Task instructions: Every line below must be given again exactly.

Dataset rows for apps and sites
************

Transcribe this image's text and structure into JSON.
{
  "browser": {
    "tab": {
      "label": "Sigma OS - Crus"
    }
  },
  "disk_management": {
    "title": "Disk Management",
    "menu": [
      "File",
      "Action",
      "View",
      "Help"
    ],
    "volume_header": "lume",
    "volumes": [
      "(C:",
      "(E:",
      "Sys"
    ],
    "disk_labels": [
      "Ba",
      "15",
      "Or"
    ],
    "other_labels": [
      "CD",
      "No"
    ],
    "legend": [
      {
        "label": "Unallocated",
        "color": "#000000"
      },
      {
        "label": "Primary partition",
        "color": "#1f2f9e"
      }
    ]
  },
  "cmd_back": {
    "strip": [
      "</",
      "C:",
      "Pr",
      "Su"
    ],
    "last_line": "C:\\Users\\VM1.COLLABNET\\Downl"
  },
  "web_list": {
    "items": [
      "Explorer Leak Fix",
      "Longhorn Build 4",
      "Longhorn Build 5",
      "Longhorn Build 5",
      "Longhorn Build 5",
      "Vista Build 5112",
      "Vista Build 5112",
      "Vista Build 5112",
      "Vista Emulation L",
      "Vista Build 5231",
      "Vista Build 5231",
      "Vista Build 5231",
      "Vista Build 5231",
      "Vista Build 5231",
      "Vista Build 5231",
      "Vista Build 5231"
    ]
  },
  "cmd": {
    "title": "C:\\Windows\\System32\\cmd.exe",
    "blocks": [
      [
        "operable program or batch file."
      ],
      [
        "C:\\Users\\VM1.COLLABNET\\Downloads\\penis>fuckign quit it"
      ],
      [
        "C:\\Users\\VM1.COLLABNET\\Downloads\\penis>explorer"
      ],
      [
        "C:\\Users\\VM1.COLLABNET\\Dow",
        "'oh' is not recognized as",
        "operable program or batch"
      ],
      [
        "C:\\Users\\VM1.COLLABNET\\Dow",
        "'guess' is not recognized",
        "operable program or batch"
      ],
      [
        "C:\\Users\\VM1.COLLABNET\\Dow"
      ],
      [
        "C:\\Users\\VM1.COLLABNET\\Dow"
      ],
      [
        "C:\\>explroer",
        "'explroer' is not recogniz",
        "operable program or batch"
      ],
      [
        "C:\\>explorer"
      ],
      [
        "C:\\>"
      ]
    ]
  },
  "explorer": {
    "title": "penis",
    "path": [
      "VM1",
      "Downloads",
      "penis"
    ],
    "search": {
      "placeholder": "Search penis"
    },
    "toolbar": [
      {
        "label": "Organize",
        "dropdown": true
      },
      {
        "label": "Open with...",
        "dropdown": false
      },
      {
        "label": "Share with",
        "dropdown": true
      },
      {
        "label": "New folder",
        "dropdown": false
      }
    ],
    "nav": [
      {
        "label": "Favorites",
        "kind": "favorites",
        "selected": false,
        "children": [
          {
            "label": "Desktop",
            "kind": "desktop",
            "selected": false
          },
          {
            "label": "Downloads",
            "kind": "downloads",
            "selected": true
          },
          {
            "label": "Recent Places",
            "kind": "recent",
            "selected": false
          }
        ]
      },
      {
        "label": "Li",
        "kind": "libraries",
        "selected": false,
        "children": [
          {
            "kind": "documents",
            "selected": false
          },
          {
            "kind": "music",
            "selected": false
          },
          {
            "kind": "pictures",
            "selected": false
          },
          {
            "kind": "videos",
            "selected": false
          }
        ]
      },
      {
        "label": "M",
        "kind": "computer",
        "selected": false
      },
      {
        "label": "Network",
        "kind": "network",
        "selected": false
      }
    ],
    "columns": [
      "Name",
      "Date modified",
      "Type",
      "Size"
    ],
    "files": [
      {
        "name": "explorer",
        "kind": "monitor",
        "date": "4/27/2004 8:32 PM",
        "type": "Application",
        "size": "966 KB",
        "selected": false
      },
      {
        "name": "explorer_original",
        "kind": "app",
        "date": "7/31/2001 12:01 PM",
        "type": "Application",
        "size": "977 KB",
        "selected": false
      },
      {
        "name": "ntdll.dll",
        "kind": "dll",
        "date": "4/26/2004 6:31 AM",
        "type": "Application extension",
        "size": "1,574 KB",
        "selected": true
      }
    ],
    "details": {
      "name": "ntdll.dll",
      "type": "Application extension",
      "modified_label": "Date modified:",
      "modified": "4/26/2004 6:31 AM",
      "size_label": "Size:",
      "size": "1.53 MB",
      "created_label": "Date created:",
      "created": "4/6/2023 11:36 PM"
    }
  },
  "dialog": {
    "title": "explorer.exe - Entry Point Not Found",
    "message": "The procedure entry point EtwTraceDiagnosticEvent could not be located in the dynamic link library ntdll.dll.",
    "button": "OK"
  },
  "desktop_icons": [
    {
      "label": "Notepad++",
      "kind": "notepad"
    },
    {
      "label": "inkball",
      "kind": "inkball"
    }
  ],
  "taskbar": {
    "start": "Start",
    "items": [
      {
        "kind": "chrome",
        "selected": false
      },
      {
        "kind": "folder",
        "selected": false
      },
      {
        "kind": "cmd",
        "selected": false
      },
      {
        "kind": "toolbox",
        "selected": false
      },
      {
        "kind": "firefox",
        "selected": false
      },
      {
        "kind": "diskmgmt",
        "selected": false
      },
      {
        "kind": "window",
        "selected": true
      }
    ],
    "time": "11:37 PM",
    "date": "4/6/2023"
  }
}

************

Answer box:
Transcribe this image's text and structure into JSON.
{
  "browser": {
    "tab": {
      "label": "Sigma OS - Crus"
    }
  },
  "disk_management": {
    "title": "Disk Management",
    "menu": [
      "File",
      "Action",
      "View",
      "Help"
    ],
    "volume_header": "lume",
    "volumes": [
      "(C:",
      "(E:",
      "Sys"
    ],
    "disk_labels": [
      "Ba",
      "15",
      "Or"
    ],
    "other_labels": [
      "CD",
      "No"
    ],
    "legend": [
      {
        "label": "Unallocated",
        "color": "#000000"
      },
      {
        "label": "Primary partition",
        "color": "#1f2f9e"
      }
    ]
  },
  "cmd_back": {
    "strip": [
      "</",
      "C:",
      "Pr",
      "Su"
    ],
    "last_line": "C:\\Users\\VM1.COLLABNET\\Downl"
  },
  "web_list": {
    "items": [
      "Explorer Leak Fix",
      "Longhorn Build 4",
      "Longhorn Build 5",
      "Longhorn Build 5",
      "Longhorn Build 5",
      "Vista Build 5112",
      "Vista Build 5112",
      "Vista Build 5112",
      "Vista Emulation L",
      "Vista Build 5231",
      "Vista Build 5231",
      "Vista Build 5231",
      "Vista Build 5231",
      "Vista Build 5231",
      "Vista Build 5231",
      "Vista Build 5231"
    ]
  },
  "cmd": {
    "title": "C:\\Windows\\System32\\cmd.exe",
    "blocks": [
      [
        "operable program or batch file."
      ],
      [
        "C:\\Users\\VM1.COLLABNET\\Downloads\\penis>fuckign quit it"
      ],
      [
        "C:\\Users\\VM1.COLLABNET\\Downloads\\penis>explorer"
      ],
      [
        "C:\\Users\\VM1.COLLABNET\\Dow",
        "'oh' is not recognized as",
        "operable program or batch"
      ],
      [
        "C:\\Users\\VM1.COLLABNET\\Dow",
        "'guess' is not recognized",
        "operable program or batch"
      ],
      [
        "C:\\Users\\VM1.COLLABNET\\Dow"
      ],
      [
        "C:\\Users\\VM1.COLLABNET\\Dow"
      ],
      [
        "C:\\>explroer",
        "'explroer' is not recogniz",
        "operable program or batch"
      ],
      [
        "C:\\>explorer"
      ],
      [
        "C:\\>"
      ]
    ]
  },
  "explorer": {
    "title": "penis",
    "path": [
      "VM1",
      "Downloads",
      "penis"
    ],
    "search": {
      "placeholder": "Search penis"
    },
    "toolbar": [
      {
        "label": "Organize",
        "dropdown": true
      },
      {
        "label": "Open with...",
        "dropdown": false
      },
      {
        "label": "Share with",
        "dropdown": true
      },
      {
        "label": "New folder",
        "dropdown": false
      }
    ],
    "nav": [
      {
        "label": "Favorites",
        "kind": "favorites",
        "selected": false,
        "children": [
          {
            "label": "Desktop",
            "kind": "desktop",
            "selected": false
          },
          {
            "label": "Downloads",
            "kind": "downloads",
            "selected": true
          },
          {
            "label": "Recent Places",
            "kind": "recent",
            "selected": false
          }
        ]
      },
      {
        "label": "Li",
        "kind": "libraries",
        "selected": false,
        "children": [
          {
            "kind": "documents",
            "selected": false
          },
          {
            "kind": "music",
            "selected": false
          },
          {
            "kind": "pictures",
            "selected": false
          },
          {
            "kind": "videos",
            "selected": false
          }
        ]
      },
      {
        "label": "M",
        "kind": "computer",
        "selected": false
      },
      {
        "label": "Network",
        "kind": "network",
        "selected": false
      }
    ],
    "columns": [
      "Name",
      "Date modified",
      "Type",
      "Size"
    ],
    "files": [
      {
        "name": "explorer",
        "kind": "monitor",
        "date": "4/27/2004 8:32 PM",
        "type": "Application",
        "size": "966 KB",
        "selected": false
      },
      {
        "name": "explorer_original",
        "kind": "app",
        "date": "7/31/2001 12:01 PM",
        "type": "Application",
        "size": "977 KB",
        "selected": false
      },
      {
        "name": "ntdll.dll",
        "kind": "dll",
        "date": "4/26/2004 6:31 AM",
        "type": "Application extension",
        "size": "1,574 KB",
        "selected": true
      }
    ],
    "details": {
      "name": "ntdll.dll",
      "type": "Application extension",
      "modified_label": "Date modified:",
      "modified": "4/26/2004 6:31 AM",
      "size_label": "Size:",
      "size": "1.53 MB",
      "created_label": "Date created:",
      "created": "4/6/2023 11:36 PM"
    }
  },
  "dialog": {
    "title": "explorer.exe - Entry Point Not Found",
    "message": "The procedure entry point EtwTraceDiagnosticEvent could not be located in the dynamic link library ntdll.dll.",
    "button": "OK"
  },
  "desktop_icons": [
    {
      "label": "Notepad++",
      "kind": "notepad"
    },
    {
      "label": "inkball",
      "kind": "inkball"
    }
  ],
  "taskbar": {
    "start": "Start",
    "items": [
      {
        "kind": "chrome",
        "selected": false
      },
      {
        "kind": "folder",
        "selected": false
      },
      {
        "kind": "cmd",
        "selected": false
      },
      {
        "kind": "toolbox",
        "selected": false
      },
      {
        "kind": "firefox",
        "selected": false
      },
      {
        "kind": "diskmgmt",
        "selected": false
      },
      {
        "kind": "window",
        "selected": true
      }
    ],
    "time": "11:37 PM",
    "date": "4/6/2023"
  }
}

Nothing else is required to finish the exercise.